- _What needs to be done_
Find the lines holding the string "screenshot" in the data, then copy all of them.

Element data from apps and pages:
=== Section Start ===

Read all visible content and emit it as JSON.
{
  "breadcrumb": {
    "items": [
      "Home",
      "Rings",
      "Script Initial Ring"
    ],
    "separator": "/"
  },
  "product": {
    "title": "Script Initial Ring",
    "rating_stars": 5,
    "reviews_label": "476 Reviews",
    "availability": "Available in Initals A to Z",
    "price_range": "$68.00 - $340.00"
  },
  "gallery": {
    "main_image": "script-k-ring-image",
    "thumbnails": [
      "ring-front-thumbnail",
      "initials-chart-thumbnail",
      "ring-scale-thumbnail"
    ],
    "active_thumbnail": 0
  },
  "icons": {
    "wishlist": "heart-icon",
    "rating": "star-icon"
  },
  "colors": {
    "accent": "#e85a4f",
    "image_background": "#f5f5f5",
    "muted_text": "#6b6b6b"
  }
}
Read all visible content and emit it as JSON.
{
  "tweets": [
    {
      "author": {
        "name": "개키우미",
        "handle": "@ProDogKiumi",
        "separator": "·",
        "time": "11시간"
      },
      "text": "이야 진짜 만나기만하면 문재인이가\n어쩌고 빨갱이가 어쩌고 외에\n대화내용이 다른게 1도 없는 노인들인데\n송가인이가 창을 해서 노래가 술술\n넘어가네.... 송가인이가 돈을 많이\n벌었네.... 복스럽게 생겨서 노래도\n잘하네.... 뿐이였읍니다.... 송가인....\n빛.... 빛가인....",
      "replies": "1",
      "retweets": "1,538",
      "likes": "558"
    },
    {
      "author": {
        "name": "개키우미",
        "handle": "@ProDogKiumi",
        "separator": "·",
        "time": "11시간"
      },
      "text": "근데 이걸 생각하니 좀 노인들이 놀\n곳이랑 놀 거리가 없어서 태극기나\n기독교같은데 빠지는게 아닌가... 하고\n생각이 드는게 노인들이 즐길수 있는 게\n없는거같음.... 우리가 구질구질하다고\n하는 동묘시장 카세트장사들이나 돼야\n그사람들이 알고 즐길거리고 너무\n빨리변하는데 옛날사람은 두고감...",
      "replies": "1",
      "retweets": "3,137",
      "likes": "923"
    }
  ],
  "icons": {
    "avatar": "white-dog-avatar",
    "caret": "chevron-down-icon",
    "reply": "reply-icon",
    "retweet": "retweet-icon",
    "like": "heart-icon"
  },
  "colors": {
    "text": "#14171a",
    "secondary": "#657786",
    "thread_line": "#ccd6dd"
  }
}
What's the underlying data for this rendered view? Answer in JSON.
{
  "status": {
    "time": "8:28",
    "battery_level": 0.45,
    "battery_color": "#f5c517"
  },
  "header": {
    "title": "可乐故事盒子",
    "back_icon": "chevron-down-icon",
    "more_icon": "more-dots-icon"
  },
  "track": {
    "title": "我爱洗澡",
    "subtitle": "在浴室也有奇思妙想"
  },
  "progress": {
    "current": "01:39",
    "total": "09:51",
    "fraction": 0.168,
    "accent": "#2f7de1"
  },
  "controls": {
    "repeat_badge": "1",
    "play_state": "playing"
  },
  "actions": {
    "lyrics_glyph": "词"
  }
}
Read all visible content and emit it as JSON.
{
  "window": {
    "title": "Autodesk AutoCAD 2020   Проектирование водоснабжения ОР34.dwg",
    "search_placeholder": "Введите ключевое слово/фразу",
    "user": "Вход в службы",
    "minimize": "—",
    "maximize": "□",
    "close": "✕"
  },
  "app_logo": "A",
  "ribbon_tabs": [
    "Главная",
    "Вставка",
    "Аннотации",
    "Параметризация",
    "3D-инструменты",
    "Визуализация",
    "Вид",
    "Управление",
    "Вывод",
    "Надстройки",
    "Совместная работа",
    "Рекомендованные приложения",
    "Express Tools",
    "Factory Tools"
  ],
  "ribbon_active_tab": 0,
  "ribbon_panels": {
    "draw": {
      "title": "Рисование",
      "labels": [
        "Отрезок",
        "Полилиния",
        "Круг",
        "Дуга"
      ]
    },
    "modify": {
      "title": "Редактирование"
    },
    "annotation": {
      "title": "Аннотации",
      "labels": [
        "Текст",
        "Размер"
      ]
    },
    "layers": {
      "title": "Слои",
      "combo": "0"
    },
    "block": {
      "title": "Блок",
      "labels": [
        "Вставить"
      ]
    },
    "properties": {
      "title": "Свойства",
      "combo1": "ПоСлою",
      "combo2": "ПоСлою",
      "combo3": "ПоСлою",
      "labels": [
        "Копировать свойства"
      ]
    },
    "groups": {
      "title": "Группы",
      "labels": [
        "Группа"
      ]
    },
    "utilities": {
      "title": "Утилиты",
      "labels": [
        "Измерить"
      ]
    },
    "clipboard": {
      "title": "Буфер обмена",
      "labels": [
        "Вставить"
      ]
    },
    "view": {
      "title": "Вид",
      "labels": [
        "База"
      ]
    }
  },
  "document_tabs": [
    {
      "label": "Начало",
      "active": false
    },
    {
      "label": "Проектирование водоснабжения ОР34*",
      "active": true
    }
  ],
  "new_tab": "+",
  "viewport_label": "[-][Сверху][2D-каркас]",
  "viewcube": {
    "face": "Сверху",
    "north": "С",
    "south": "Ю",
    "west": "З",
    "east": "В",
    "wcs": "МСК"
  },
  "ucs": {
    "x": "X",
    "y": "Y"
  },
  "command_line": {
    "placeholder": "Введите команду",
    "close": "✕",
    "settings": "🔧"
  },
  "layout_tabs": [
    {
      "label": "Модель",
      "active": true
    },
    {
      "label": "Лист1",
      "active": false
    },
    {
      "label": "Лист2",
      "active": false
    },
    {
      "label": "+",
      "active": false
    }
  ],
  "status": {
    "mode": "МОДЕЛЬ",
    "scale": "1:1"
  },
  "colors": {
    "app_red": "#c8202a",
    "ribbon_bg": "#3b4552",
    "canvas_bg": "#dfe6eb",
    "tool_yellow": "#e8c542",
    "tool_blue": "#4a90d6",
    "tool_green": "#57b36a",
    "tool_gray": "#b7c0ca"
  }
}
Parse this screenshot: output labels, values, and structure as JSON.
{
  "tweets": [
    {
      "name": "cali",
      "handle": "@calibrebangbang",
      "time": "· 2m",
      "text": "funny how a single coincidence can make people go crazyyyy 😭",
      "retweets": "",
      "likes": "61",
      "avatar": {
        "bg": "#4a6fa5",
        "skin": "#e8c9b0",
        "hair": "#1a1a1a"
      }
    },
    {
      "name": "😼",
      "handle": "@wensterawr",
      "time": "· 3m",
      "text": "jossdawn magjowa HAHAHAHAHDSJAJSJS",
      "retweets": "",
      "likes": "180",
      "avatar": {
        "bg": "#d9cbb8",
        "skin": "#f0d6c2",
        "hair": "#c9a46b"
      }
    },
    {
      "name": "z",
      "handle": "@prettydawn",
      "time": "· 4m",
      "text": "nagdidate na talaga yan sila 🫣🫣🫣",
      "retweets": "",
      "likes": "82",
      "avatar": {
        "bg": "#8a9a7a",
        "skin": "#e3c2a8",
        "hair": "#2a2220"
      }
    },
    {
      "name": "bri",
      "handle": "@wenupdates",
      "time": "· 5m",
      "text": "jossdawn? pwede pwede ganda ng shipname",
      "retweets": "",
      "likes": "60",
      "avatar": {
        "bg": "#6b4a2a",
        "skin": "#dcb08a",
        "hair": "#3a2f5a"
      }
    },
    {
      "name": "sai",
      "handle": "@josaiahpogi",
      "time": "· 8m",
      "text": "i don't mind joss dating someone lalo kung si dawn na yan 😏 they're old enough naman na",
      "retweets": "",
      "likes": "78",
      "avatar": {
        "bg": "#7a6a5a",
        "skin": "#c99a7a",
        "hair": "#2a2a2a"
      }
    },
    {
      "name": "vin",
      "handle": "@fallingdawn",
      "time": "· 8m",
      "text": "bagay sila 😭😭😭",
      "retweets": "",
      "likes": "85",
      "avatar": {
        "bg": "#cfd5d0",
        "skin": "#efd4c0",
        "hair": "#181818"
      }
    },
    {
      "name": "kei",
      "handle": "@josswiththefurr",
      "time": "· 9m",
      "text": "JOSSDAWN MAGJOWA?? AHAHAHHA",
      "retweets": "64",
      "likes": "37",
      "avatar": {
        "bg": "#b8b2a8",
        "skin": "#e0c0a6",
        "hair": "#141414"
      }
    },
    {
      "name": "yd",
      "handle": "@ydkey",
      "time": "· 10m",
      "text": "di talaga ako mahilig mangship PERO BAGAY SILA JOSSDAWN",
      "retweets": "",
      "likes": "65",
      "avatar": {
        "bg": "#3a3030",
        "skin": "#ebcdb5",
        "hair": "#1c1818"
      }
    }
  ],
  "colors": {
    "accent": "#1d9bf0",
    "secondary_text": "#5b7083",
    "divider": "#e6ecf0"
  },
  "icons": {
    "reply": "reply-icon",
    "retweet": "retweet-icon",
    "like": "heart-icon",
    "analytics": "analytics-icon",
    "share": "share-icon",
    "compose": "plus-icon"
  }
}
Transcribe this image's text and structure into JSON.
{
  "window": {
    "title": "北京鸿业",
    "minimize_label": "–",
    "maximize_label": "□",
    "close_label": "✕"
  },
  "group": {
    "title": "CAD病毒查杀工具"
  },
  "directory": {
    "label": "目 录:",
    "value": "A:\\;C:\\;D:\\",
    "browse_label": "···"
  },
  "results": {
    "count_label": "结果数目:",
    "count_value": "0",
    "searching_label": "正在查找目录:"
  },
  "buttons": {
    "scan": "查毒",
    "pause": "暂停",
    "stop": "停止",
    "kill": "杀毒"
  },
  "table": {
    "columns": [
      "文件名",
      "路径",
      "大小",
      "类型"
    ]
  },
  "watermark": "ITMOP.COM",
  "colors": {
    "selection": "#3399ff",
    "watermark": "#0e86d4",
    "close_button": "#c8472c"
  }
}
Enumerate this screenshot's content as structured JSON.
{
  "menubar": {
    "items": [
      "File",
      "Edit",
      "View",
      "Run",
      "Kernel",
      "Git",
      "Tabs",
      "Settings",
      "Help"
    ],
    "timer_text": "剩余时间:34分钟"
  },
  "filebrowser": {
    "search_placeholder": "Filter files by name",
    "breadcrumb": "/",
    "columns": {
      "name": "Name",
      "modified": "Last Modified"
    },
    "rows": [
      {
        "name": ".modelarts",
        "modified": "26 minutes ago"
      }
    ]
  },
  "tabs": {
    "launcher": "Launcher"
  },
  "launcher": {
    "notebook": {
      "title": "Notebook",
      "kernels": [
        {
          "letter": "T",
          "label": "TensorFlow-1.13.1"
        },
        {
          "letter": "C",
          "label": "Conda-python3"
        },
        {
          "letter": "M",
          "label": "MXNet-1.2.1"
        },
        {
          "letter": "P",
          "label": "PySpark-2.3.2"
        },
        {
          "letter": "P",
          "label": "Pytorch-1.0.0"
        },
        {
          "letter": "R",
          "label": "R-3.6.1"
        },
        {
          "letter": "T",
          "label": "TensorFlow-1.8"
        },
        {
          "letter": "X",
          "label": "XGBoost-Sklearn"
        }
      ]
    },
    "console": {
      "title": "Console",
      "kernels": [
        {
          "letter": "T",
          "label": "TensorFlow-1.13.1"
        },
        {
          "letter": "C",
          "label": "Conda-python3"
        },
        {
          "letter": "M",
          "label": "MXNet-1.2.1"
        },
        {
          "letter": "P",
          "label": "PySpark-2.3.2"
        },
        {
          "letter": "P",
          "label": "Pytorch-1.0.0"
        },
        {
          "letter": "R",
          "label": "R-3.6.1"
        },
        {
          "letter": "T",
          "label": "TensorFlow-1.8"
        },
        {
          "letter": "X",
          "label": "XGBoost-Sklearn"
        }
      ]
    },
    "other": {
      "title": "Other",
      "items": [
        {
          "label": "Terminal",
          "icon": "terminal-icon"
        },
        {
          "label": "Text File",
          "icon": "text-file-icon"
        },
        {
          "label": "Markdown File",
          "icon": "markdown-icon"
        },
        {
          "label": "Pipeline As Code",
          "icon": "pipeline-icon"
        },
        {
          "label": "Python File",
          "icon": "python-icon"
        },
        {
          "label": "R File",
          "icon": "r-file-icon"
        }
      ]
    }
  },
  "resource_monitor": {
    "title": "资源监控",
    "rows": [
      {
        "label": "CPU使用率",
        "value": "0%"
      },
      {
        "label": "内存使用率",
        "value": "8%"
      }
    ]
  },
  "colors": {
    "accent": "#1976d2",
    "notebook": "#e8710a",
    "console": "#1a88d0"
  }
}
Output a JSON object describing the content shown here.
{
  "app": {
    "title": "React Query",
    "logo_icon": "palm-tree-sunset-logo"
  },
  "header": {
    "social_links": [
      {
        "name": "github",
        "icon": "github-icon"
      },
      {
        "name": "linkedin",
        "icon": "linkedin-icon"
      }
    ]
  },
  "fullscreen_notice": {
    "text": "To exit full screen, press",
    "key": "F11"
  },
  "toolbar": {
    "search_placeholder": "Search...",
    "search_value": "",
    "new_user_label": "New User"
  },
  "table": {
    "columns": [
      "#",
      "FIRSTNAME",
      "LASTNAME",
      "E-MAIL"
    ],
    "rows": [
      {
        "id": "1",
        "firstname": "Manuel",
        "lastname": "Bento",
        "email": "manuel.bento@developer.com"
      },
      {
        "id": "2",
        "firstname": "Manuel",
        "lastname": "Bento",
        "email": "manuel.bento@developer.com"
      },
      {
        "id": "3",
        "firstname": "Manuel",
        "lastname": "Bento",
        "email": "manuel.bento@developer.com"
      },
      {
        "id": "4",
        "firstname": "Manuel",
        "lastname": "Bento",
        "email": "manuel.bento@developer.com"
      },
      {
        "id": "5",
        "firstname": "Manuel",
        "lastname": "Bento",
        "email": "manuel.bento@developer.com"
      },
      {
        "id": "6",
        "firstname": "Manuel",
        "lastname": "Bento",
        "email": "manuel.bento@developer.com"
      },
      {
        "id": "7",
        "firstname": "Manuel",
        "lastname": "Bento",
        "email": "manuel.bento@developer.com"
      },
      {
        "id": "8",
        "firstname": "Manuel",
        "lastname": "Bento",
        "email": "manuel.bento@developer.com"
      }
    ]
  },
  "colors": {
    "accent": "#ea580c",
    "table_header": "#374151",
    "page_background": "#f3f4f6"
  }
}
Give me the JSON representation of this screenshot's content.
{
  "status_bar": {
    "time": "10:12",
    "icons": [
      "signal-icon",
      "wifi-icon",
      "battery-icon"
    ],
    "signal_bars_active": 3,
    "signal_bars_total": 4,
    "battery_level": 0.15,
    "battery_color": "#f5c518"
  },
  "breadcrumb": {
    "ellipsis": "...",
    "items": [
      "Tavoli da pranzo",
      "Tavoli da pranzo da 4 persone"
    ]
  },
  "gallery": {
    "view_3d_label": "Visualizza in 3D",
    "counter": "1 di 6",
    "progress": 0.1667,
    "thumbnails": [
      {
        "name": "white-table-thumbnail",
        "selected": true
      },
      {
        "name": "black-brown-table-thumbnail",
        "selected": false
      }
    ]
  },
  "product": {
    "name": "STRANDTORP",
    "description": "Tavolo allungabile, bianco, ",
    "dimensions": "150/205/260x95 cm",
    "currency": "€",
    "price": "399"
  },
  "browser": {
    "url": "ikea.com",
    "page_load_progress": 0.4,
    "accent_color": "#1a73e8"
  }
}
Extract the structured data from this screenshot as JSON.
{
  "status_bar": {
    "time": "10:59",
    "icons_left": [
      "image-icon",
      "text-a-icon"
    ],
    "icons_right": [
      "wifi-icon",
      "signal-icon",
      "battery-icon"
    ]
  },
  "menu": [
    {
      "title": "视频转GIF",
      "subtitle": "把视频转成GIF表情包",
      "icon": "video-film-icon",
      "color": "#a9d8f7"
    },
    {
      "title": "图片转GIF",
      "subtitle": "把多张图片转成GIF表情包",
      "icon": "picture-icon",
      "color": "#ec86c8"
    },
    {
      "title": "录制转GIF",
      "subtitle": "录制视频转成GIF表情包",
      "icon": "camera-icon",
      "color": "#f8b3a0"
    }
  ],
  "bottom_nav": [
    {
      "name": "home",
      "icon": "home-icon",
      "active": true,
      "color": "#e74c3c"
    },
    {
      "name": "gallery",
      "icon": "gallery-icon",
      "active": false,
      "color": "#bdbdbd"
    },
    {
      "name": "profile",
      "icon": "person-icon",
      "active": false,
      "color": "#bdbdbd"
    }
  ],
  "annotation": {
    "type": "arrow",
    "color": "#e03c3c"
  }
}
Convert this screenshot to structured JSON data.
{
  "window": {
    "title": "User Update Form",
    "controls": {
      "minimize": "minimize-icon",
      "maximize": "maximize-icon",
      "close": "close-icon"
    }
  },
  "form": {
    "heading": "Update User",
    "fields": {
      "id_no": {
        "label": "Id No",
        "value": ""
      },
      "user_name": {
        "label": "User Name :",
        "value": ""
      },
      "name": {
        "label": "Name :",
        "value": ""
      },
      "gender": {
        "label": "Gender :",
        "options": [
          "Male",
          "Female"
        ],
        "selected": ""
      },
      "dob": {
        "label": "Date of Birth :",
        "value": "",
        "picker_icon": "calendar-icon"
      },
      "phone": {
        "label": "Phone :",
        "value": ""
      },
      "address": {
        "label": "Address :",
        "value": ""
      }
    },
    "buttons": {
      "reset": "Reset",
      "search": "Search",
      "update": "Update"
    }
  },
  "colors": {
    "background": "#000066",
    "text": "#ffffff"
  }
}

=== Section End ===

- _Solution_
Parse this screenshot: output labels, values, and structure as JSON.
Enumerate this screenshot's content as structured JSON.
Give me the JSON representation of this screenshot's content.
Extract the structured data from this screenshot as JSON.
Convert this screenshot to structured JSON data.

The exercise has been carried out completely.